*** Opening of Data shown ***
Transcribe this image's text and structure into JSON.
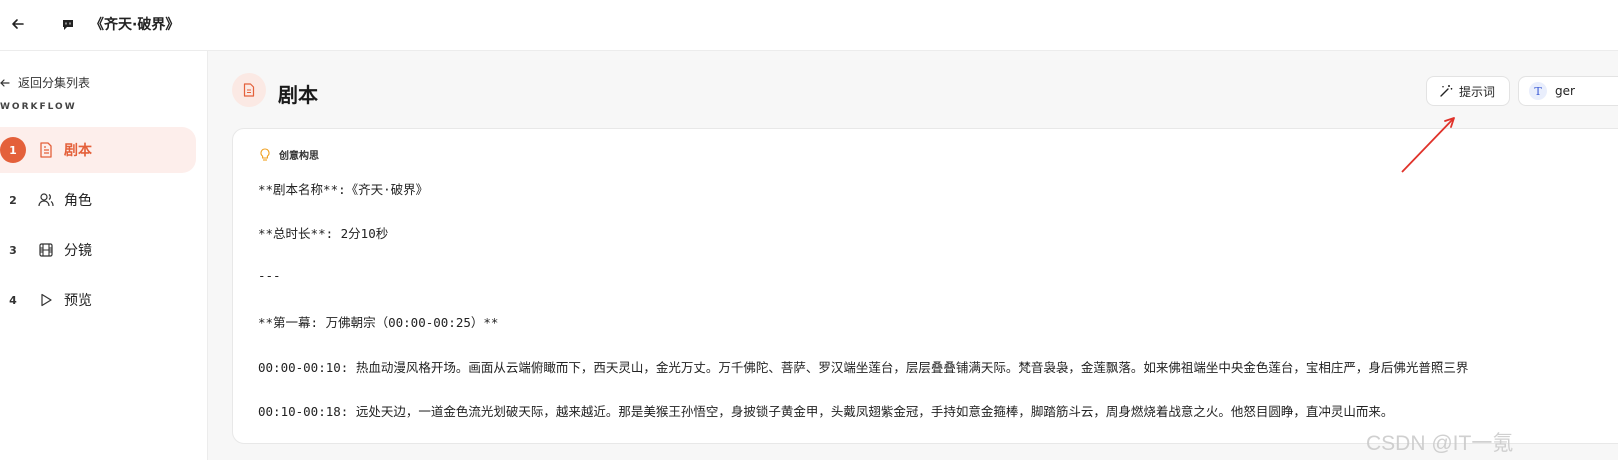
{
  "header": {
    "title": "《齐天·破界》"
  },
  "sidebar": {
    "back_label": "返回分集列表",
    "workflow_label": "WORKFLOW",
    "items": [
      {
        "num": "1",
        "label": "剧本",
        "icon": "document-icon",
        "active": true
      },
      {
        "num": "2",
        "label": "角色",
        "icon": "users-icon",
        "active": false
      },
      {
        "num": "3",
        "label": "分镜",
        "icon": "film-icon",
        "active": false
      },
      {
        "num": "4",
        "label": "预览",
        "icon": "play-icon",
        "active": false
      }
    ]
  },
  "main": {
    "title": "剧本",
    "prompt_button": "提示词",
    "model_button": "ger",
    "card_title": "创意构思",
    "lines": [
      "**剧本名称**:《齐天·破界》",
      "**总时长**: 2分10秒",
      "---",
      "**第一幕: 万佛朝宗（00:00-00:25）**",
      "00:00-00:10: 热血动漫风格开场。画面从云端俯瞰而下，西天灵山，金光万丈。万千佛陀、菩萨、罗汉端坐莲台，层层叠叠铺满天际。梵音袅袅，金莲飘落。如来佛祖端坐中央金色莲台，宝相庄严，身后佛光普照三界",
      "00:10-00:18: 远处天边，一道金色流光划破天际，越来越近。那是美猴王孙悟空，身披锁子黄金甲，头戴凤翅紫金冠，手持如意金箍棒，脚踏筋斗云，周身燃烧着战意之火。他怒目圆睁，直冲灵山而来。"
    ]
  },
  "watermark": "CSDN @IT一氪",
  "colors": {
    "accent": "#e4603a",
    "accent_bg": "#fdeeeb",
    "annotation_arrow": "#e0322a"
  }
}
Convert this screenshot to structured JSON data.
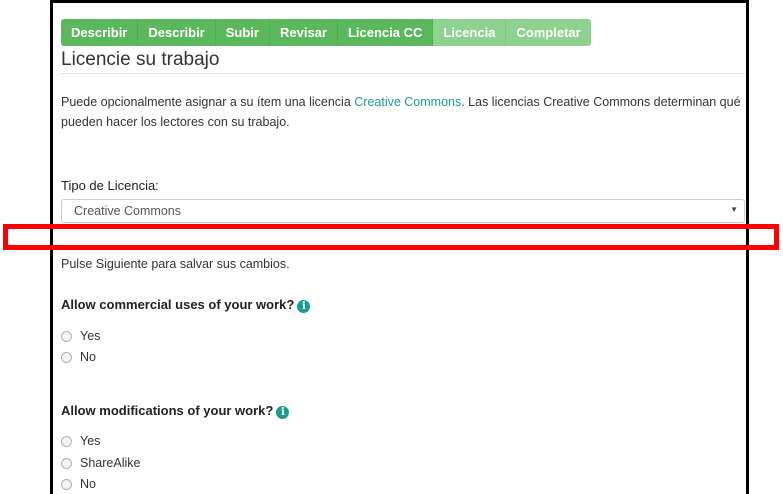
{
  "progress": {
    "steps": [
      {
        "label": "Describir",
        "state": "done"
      },
      {
        "label": "Describir",
        "state": "done"
      },
      {
        "label": "Subir",
        "state": "done"
      },
      {
        "label": "Revisar",
        "state": "done"
      },
      {
        "label": "Licencia CC",
        "state": "done"
      },
      {
        "label": "Licencia",
        "state": "pending"
      },
      {
        "label": "Completar",
        "state": "pending"
      }
    ],
    "colors": {
      "done": "#5cb85c",
      "pending": "#8fd18f"
    }
  },
  "page": {
    "title": "Licencie su trabajo",
    "intro_before": "Puede opcionalmente asignar a su ítem una licencia ",
    "intro_link": "Creative Commons",
    "intro_after": ". Las licencias Creative Commons determinan qué pueden hacer los lectores con su trabajo."
  },
  "license_select": {
    "label": "Tipo de Licencia:",
    "value": "Creative Commons"
  },
  "help_text": "Pulse Siguiente para salvar sus cambios.",
  "commercial": {
    "question": "Allow commercial uses of your work?",
    "options": [
      "Yes",
      "No"
    ]
  },
  "modifications": {
    "question": "Allow modifications of your work?",
    "options": [
      "Yes",
      "ShareAlike",
      "No"
    ]
  },
  "icons": {
    "info": "info-circle-icon",
    "select_arrow": "caret-down-icon"
  },
  "accent_color": "#1a9d8f",
  "highlight_color": "#ff0000"
}
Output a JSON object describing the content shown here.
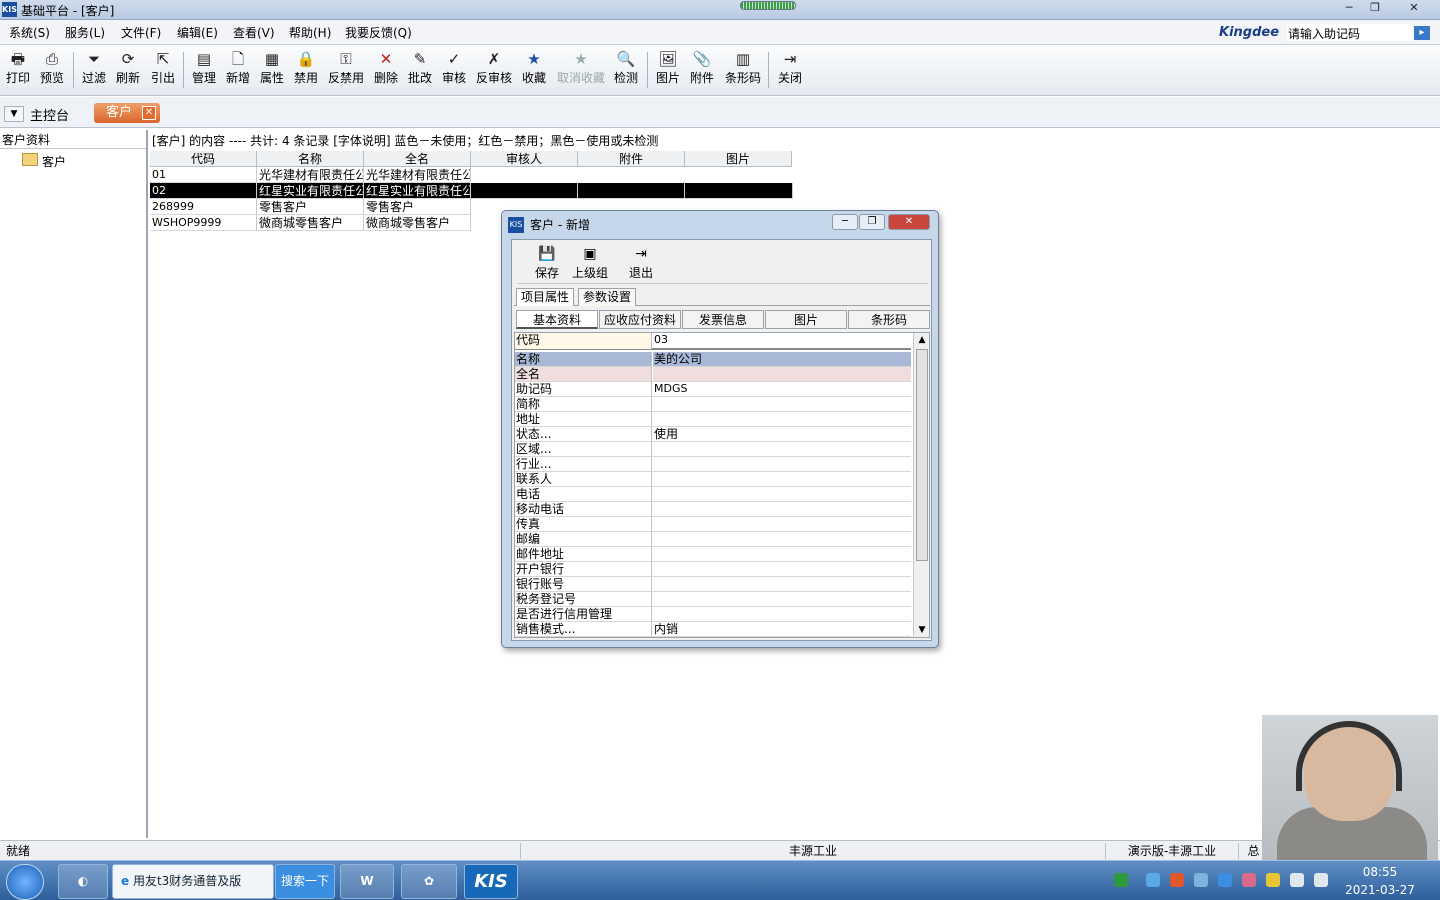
{
  "window": {
    "title": "基础平台 - [客户]",
    "logo": "KIS"
  },
  "menu": {
    "items": [
      "系统(S)",
      "服务(L)",
      "文件(F)",
      "编辑(E)",
      "查看(V)",
      "帮助(H)",
      "我要反馈(Q)"
    ],
    "brand": "Kingdee",
    "helpcode_placeholder": "请输入助记码"
  },
  "toolbar": {
    "buttons": [
      {
        "label": "打印",
        "icon": "printer-icon"
      },
      {
        "label": "预览",
        "icon": "preview-icon"
      },
      {
        "label": "过滤",
        "icon": "filter-icon"
      },
      {
        "label": "刷新",
        "icon": "refresh-icon"
      },
      {
        "label": "引出",
        "icon": "export-icon"
      },
      {
        "label": "管理",
        "icon": "manage-icon"
      },
      {
        "label": "新增",
        "icon": "new-icon"
      },
      {
        "label": "属性",
        "icon": "properties-icon"
      },
      {
        "label": "禁用",
        "icon": "disable-icon"
      },
      {
        "label": "反禁用",
        "icon": "enable-icon"
      },
      {
        "label": "删除",
        "icon": "delete-icon"
      },
      {
        "label": "批改",
        "icon": "batch-edit-icon"
      },
      {
        "label": "审核",
        "icon": "check-icon"
      },
      {
        "label": "反审核",
        "icon": "uncheck-icon"
      },
      {
        "label": "收藏",
        "icon": "star-icon"
      },
      {
        "label": "取消收藏",
        "icon": "unstar-icon",
        "disabled": true
      },
      {
        "label": "检测",
        "icon": "detect-icon"
      },
      {
        "label": "图片",
        "icon": "picture-icon"
      },
      {
        "label": "附件",
        "icon": "attachment-icon"
      },
      {
        "label": "条形码",
        "icon": "barcode-icon"
      },
      {
        "label": "关闭",
        "icon": "close-door-icon"
      }
    ]
  },
  "tabs": {
    "main": "主控台",
    "active": "客户"
  },
  "tree": {
    "header": "客户资料",
    "root": "客户"
  },
  "list": {
    "info": "[客户] 的内容 ---- 共计: 4 条记录  [字体说明] 蓝色－未使用；红色－禁用；黑色－使用或未检测",
    "columns": [
      "代码",
      "名称",
      "全名",
      "审核人",
      "附件",
      "图片"
    ],
    "rows": [
      [
        "01",
        "光华建材有限责任公",
        "光华建材有限责任公",
        "",
        "",
        ""
      ],
      [
        "02",
        "红星实业有限责任公",
        "红星实业有限责任公",
        "",
        "",
        ""
      ],
      [
        "268999",
        "零售客户",
        "零售客户",
        "",
        "",
        ""
      ],
      [
        "WSHOP9999",
        "微商城零售客户",
        "微商城零售客户",
        "",
        "",
        ""
      ]
    ]
  },
  "dialog": {
    "title": "客户 - 新增",
    "logo": "KIS",
    "tools": [
      {
        "label": "保存",
        "icon": "save-icon"
      },
      {
        "label": "上级组",
        "icon": "parent-group-icon"
      },
      {
        "label": "退出",
        "icon": "exit-icon"
      }
    ],
    "prop_tabs": [
      "项目属性",
      "参数设置"
    ],
    "sub_tabs": [
      "基本资料",
      "应收应付资料",
      "发票信息",
      "图片",
      "条形码"
    ],
    "fields": [
      {
        "key": "代码",
        "value": "03"
      },
      {
        "key": "名称",
        "value": "美的公司"
      },
      {
        "key": "全名",
        "value": ""
      },
      {
        "key": "助记码",
        "value": "MDGS"
      },
      {
        "key": "简称",
        "value": ""
      },
      {
        "key": "地址",
        "value": ""
      },
      {
        "key": "状态...",
        "value": "使用"
      },
      {
        "key": "区域...",
        "value": ""
      },
      {
        "key": "行业...",
        "value": ""
      },
      {
        "key": "联系人",
        "value": ""
      },
      {
        "key": "电话",
        "value": ""
      },
      {
        "key": "移动电话",
        "value": ""
      },
      {
        "key": "传真",
        "value": ""
      },
      {
        "key": "邮编",
        "value": ""
      },
      {
        "key": "邮件地址",
        "value": ""
      },
      {
        "key": "开户银行",
        "value": ""
      },
      {
        "key": "银行账号",
        "value": ""
      },
      {
        "key": "税务登记号",
        "value": ""
      },
      {
        "key": "是否进行信用管理",
        "value": ""
      },
      {
        "key": "销售模式...",
        "value": "内销"
      }
    ]
  },
  "status": {
    "left": "就绪",
    "company": "丰源工业",
    "edition": "演示版-丰源工业",
    "extra": "总"
  },
  "taskbar": {
    "ie_app": "用友t3财务通普及版",
    "search": "搜索一下",
    "kis": "KIS",
    "time": "08:55",
    "date": "2021-03-27"
  },
  "colors": {
    "selected_row": "#000000",
    "active_tab": "#d9662d",
    "highlight_row": "#a9b8d6"
  }
}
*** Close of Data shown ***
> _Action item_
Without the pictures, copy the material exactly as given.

> _Exercise solution_
Transcribe this image's text and structure into JSON.
{
  "header": {
    "title": "《齐天·破界》"
  },
  "sidebar": {
    "back_label": "返回分集列表",
    "workflow_label": "WORKFLOW",
    "items": [
      {
        "num": "1",
        "label": "剧本",
        "icon": "document-icon",
        "active": true
      },
      {
        "num": "2",
        "label": "角色",
        "icon": "users-icon",
        "active": false
      },
      {
        "num": "3",
        "label": "分镜",
        "icon": "film-icon",
        "active": false
      },
      {
        "num": "4",
        "label": "预览",
        "icon": "play-icon",
        "active": false
      }
    ]
  },
  "main": {
    "title": "剧本",
    "prompt_button": "提示词",
    "model_button": "ger",
    "card_title": "创意构思",
    "lines": [
      "**剧本名称**:《齐天·破界》",
      "**总时长**: 2分10秒",
      "---",
      "**第一幕: 万佛朝宗（00:00-00:25）**",
      "00:00-00:10: 热血动漫风格开场。画面从云端俯瞰而下，西天灵山，金光万丈。万千佛陀、菩萨、罗汉端坐莲台，层层叠叠铺满天际。梵音袅袅，金莲飘落。如来佛祖端坐中央金色莲台，宝相庄严，身后佛光普照三界",
      "00:10-00:18: 远处天边，一道金色流光划破天际，越来越近。那是美猴王孙悟空，身披锁子黄金甲，头戴凤翅紫金冠，手持如意金箍棒，脚踏筋斗云，周身燃烧着战意之火。他怒目圆睁，直冲灵山而来。"
    ]
  },
  "watermark": "CSDN @IT一氪",
  "colors": {
    "accent": "#e4603a",
    "accent_bg": "#fdeeeb",
    "annotation_arrow": "#e0322a"
  }
}
Convert this screenshot to structured JSON data.
{
  "progress": {
    "steps": [
      {
        "label": "Describir",
        "state": "done"
      },
      {
        "label": "Describir",
        "state": "done"
      },
      {
        "label": "Subir",
        "state": "done"
      },
      {
        "label": "Revisar",
        "state": "done"
      },
      {
        "label": "Licencia CC",
        "state": "done"
      },
      {
        "label": "Licencia",
        "state": "pending"
      },
      {
        "label": "Completar",
        "state": "pending"
      }
    ],
    "colors": {
      "done": "#5cb85c",
      "pending": "#8fd18f"
    }
  },
  "page": {
    "title": "Licencie su trabajo",
    "intro_before": "Puede opcionalmente asignar a su ítem una licencia ",
    "intro_link": "Creative Commons",
    "intro_after": ". Las licencias Creative Commons determinan qué pueden hacer los lectores con su trabajo."
  },
  "license_select": {
    "label": "Tipo de Licencia:",
    "value": "Creative Commons"
  },
  "help_text": "Pulse Siguiente para salvar sus cambios.",
  "commercial": {
    "question": "Allow commercial uses of your work?",
    "options": [
      "Yes",
      "No"
    ]
  },
  "modifications": {
    "question": "Allow modifications of your work?",
    "options": [
      "Yes",
      "ShareAlike",
      "No"
    ]
  },
  "icons": {
    "info": "info-circle-icon",
    "select_arrow": "caret-down-icon"
  },
  "accent_color": "#1a9d8f",
  "highlight_color": "#ff0000"
}
Output a JSON object describing the content shown here.
{
  "window": {
    "title": "基础平台 - [客户]",
    "logo": "KIS"
  },
  "menu": {
    "items": [
      "系统(S)",
      "服务(L)",
      "文件(F)",
      "编辑(E)",
      "查看(V)",
      "帮助(H)",
      "我要反馈(Q)"
    ],
    "brand": "Kingdee",
    "helpcode_placeholder": "请输入助记码"
  },
  "toolbar": {
    "buttons": [
      {
        "label": "打印",
        "icon": "printer-icon"
      },
      {
        "label": "预览",
        "icon": "preview-icon"
      },
      {
        "label": "过滤",
        "icon": "filter-icon"
      },
      {
        "label": "刷新",
        "icon": "refresh-icon"
      },
      {
        "label": "引出",
        "icon": "export-icon"
      },
      {
        "label": "管理",
        "icon": "manage-icon"
      },
      {
        "label": "新增",
        "icon": "new-icon"
      },
      {
        "label": "属性",
        "icon": "properties-icon"
      },
      {
        "label": "禁用",
        "icon": "disable-icon"
      },
      {
        "label": "反禁用",
        "icon": "enable-icon"
      },
      {
        "label": "删除",
        "icon": "delete-icon"
      },
      {
        "label": "批改",
        "icon": "batch-edit-icon"
      },
      {
        "label": "审核",
        "icon": "check-icon"
      },
      {
        "label": "反审核",
        "icon": "uncheck-icon"
      },
      {
        "label": "收藏",
        "icon": "star-icon"
      },
      {
        "label": "取消收藏",
        "icon": "unstar-icon",
        "disabled": true
      },
      {
        "label": "检测",
        "icon": "detect-icon"
      },
      {
        "label": "图片",
        "icon": "picture-icon"
      },
      {
        "label": "附件",
        "icon": "attachment-icon"
      },
      {
        "label": "条形码",
        "icon": "barcode-icon"
      },
      {
        "label": "关闭",
        "icon": "close-door-icon"
      }
    ]
  },
  "tabs": {
    "main": "主控台",
    "active": "客户"
  },
  "tree": {
    "header": "客户资料",
    "root": "客户"
  },
  "list": {
    "info": "[客户] 的内容 ---- 共计: 4 条记录  [字体说明] 蓝色－未使用；红色－禁用；黑色－使用或未检测",
    "columns": [
      "代码",
      "名称",
      "全名",
      "审核人",
      "附件",
      "图片"
    ],
    "rows": [
      [
        "01",
        "光华建材有限责任公",
        "光华建材有限责任公",
        "",
        "",
        ""
      ],
      [
        "02",
        "红星实业有限责任公",
        "红星实业有限责任公",
        "",
        "",
        ""
      ],
      [
        "268999",
        "零售客户",
        "零售客户",
        "",
        "",
        ""
      ],
      [
        "WSHOP9999",
        "微商城零售客户",
        "微商城零售客户",
        "",
        "",
        ""
      ]
    ]
  },
  "dialog": {
    "title": "客户 - 新增",
    "logo": "KIS",
    "tools": [
      {
        "label": "保存",
        "icon": "save-icon"
      },
      {
        "label": "上级组",
        "icon": "parent-group-icon"
      },
      {
        "label": "退出",
        "icon": "exit-icon"
      }
    ],
    "prop_tabs": [
      "项目属性",
      "参数设置"
    ],
    "sub_tabs": [
      "基本资料",
      "应收应付资料",
      "发票信息",
      "图片",
      "条形码"
    ],
    "fields": [
      {
        "key": "代码",
        "value": "03"
      },
      {
        "key": "名称",
        "value": "美的公司"
      },
      {
        "key": "全名",
        "value": ""
      },
      {
        "key": "助记码",
        "value": "MDGS"
      },
      {
        "key": "简称",
        "value": ""
      },
      {
        "key": "地址",
        "value": ""
      },
      {
        "key": "状态...",
        "value": "使用"
      },
      {
        "key": "区域...",
        "value": ""
      },
      {
        "key": "行业...",
        "value": ""
      },
      {
        "key": "联系人",
        "value": ""
      },
      {
        "key": "电话",
        "value": ""
      },
      {
        "key": "移动电话",
        "value": ""
      },
      {
        "key": "传真",
        "value": ""
      },
      {
        "key": "邮编",
        "value": ""
      },
      {
        "key": "邮件地址",
        "value": ""
      },
      {
        "key": "开户银行",
        "value": ""
      },
      {
        "key": "银行账号",
        "value": ""
      },
      {
        "key": "税务登记号",
        "value": ""
      },
      {
        "key": "是否进行信用管理",
        "value": ""
      },
      {
        "key": "销售模式...",
        "value": "内销"
      }
    ]
  },
  "status": {
    "left": "就绪",
    "company": "丰源工业",
    "edition": "演示版-丰源工业",
    "extra": "总"
  },
  "taskbar": {
    "ie_app": "用友t3财务通普及版",
    "search": "搜索一下",
    "kis": "KIS",
    "time": "08:55",
    "date": "2021-03-27"
  },
  "colors": {
    "selected_row": "#000000",
    "active_tab": "#d9662d",
    "highlight_row": "#a9b8d6"
  }
}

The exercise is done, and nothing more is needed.